This paper is slightly thicker than kami, with a subtle textured finish and the same colour on both sides. It is perfect for folding display models. Tant is Japanese for “a lot,” referring to the vibrant colour. It is used by folding experts, since it is a dyed fibre paper that is very strong and even repeated creases are unlikely to tear. Tant paper is only made in Japan, by Hokuetsu Kishu Paper Company and distributed by Toyo. More expensive than kami, but every folder should have some!
Usually made in Germany, Elephant Hide paper is slightly thicker and has a parchment like finish. It has an impregnated surface, so is unusually durable and resistant to marks. It has a randomly “marbled” surface and the colours are fade resistant. Excellent for wet-folding and most kinds of geometric models.
More properly known as foil-backed paper, this has a shiny metallic surface and a plain white paper surface. Sometimes the metallic side has a pattern embossed upon it. Not all designs look good when folded from foil, but for some, it allows you to mould and shape the paper into 3D. It also works well for Christmas decorations. Creases made in foil paper are often highly visible (the metallic surface easily breaks, revealing the white side) and can also be difficult to change from valley to mountain (if required).
Kraft or Wrapping paper
Plain brown wrapping paper is excellent for making origami with and you can buy it in large rolls. Some folders argue that by using such a plain paper, the attention is focussed upon the model itself – a good origami design, they say, shouldn’t rely upon exciting paper to enhance it. Kraft is also available in a wide variety of colours and attractive patterns.
Washi is a traditional Japanese paper made using longer plant fibres. It has a distinctive and “Japanese” feel and the making of it has been developed for centuries. It is generally quite thin and can almost feel like a sheet of cloth to the touch. It is between kami and tant in terms of thickness. It is strong and durable and can be wet-folded to create life-like models. Sheets may have a single colour, but much washi paper is made with typically Eastern designs and patterns.
(also called Yuzen) is a type of Japanese paper that is decorated with brightly colored, woodblock-printed patterns, first produced in the late 18th century as a cheaper alternative to Washi. The genuine paper has a soft texture and long fibres, but the distinctive patterns are often printed onto standard paper.
Providing you have some means of safely cutting A4 paper down to make a square, photocopy paper is perfect for many simpler models, especially modular designs, where you need many sheets of a similar colour. It is, of course, the paper of choice for most paper airplanes!

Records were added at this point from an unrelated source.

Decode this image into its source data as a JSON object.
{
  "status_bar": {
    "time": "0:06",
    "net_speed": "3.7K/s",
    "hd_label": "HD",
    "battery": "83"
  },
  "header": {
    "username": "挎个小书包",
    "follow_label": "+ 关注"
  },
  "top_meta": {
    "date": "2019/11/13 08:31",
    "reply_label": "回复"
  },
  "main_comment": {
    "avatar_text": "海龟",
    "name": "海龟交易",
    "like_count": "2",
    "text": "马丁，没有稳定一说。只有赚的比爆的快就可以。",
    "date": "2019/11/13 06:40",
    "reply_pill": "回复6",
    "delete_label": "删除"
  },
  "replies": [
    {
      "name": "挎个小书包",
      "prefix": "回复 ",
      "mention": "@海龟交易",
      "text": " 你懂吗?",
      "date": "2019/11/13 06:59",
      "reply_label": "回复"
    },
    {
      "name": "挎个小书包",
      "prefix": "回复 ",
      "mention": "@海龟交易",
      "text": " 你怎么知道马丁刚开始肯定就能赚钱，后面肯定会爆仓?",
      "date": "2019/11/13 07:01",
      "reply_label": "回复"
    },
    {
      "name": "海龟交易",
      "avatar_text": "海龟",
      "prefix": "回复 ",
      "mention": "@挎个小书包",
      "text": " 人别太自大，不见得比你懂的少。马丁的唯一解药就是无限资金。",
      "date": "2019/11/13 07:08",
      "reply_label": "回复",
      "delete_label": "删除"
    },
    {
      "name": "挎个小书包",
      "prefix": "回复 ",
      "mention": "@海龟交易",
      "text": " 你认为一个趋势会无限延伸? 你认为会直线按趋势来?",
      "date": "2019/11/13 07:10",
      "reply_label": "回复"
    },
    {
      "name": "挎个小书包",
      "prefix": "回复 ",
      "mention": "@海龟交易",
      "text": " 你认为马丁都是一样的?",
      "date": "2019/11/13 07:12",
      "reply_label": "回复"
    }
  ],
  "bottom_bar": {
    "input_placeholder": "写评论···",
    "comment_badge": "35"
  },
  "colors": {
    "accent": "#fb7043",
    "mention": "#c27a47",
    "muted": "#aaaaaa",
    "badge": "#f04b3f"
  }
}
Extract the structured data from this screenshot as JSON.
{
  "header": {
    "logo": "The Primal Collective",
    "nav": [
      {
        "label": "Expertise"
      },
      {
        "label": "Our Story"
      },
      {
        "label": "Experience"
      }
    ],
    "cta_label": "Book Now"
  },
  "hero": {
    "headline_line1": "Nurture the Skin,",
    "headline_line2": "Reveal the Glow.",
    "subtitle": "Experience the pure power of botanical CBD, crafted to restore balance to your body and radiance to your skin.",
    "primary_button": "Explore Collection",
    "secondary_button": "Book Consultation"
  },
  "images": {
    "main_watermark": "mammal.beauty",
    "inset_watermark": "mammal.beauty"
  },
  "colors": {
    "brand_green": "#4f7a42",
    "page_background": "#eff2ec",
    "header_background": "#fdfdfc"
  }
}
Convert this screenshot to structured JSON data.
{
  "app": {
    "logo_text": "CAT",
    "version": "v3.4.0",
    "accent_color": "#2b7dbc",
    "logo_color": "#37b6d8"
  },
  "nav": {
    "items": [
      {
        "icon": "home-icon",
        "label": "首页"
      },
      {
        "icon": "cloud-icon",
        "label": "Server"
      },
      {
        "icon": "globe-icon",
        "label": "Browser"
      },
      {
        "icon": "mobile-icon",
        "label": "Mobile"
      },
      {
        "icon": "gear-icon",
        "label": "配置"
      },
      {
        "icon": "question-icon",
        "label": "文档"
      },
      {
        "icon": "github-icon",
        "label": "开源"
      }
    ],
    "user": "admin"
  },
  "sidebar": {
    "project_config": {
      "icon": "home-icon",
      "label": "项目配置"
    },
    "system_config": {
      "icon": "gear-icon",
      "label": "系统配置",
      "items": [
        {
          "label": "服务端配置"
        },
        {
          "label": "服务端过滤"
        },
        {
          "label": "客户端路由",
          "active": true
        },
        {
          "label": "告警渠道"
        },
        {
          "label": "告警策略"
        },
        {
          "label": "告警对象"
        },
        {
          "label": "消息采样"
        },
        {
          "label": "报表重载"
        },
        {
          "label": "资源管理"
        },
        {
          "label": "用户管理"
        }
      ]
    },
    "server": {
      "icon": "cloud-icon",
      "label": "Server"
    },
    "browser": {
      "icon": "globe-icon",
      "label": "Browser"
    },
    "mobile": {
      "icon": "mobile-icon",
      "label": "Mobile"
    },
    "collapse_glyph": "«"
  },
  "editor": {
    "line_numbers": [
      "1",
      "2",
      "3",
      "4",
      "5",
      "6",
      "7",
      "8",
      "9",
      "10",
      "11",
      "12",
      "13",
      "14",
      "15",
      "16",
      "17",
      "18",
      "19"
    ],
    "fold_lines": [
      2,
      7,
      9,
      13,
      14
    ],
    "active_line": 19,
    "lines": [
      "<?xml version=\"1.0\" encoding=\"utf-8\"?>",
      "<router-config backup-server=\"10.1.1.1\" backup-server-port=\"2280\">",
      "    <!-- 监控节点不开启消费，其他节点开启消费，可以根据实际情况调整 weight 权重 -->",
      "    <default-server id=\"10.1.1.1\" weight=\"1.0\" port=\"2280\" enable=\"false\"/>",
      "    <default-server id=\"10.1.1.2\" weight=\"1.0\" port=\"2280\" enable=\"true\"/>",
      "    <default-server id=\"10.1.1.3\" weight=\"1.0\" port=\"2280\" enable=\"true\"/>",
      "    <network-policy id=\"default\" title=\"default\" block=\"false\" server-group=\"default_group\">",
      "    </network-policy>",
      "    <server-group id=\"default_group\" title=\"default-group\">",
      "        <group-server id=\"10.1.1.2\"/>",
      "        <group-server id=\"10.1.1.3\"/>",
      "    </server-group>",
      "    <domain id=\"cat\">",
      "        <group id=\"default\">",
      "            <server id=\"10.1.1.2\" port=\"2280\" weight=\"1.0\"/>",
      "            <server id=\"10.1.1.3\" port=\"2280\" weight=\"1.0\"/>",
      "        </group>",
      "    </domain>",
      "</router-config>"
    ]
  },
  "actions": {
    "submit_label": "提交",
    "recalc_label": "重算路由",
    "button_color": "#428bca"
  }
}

If you are really desperate to fold, almost any paper will do and everywhere you go, you can find free samples. Leaflets, posters, handouts, tickets, bags, the supply is almost unlimited. Whilst perhaps not suitable for display purposes, you can pass many happy hours using scrap paper.
Money-folds are a specialised branch of origami. Money is great for folding, since it is designed to be hard wearing and it is crisp enough to hold a crease. Sadly, UK currency is now made from a type of plastic and is far less easy to fold. We suggest you ask at your local bank or post office for the cheapest foreign banknote and buy a sensible number of them. Depending on the country of origin, you many get hundreds for a small amount of your own currency and they make wonderful gifts.
This is a specific type of “fine art” paper that many paper-folders enjoy using. It comes in a wide range of subtle colours, has a pleasing texture ad can be used to make large models. It is also noted for use with the technique known as “wet-folding”, due to the fact it can be shaped whilst wet, then “sets” holding whatever shape it was left in. There are several similar brands of paper, which can usually be recognised quite easily by feeling and curling the paper.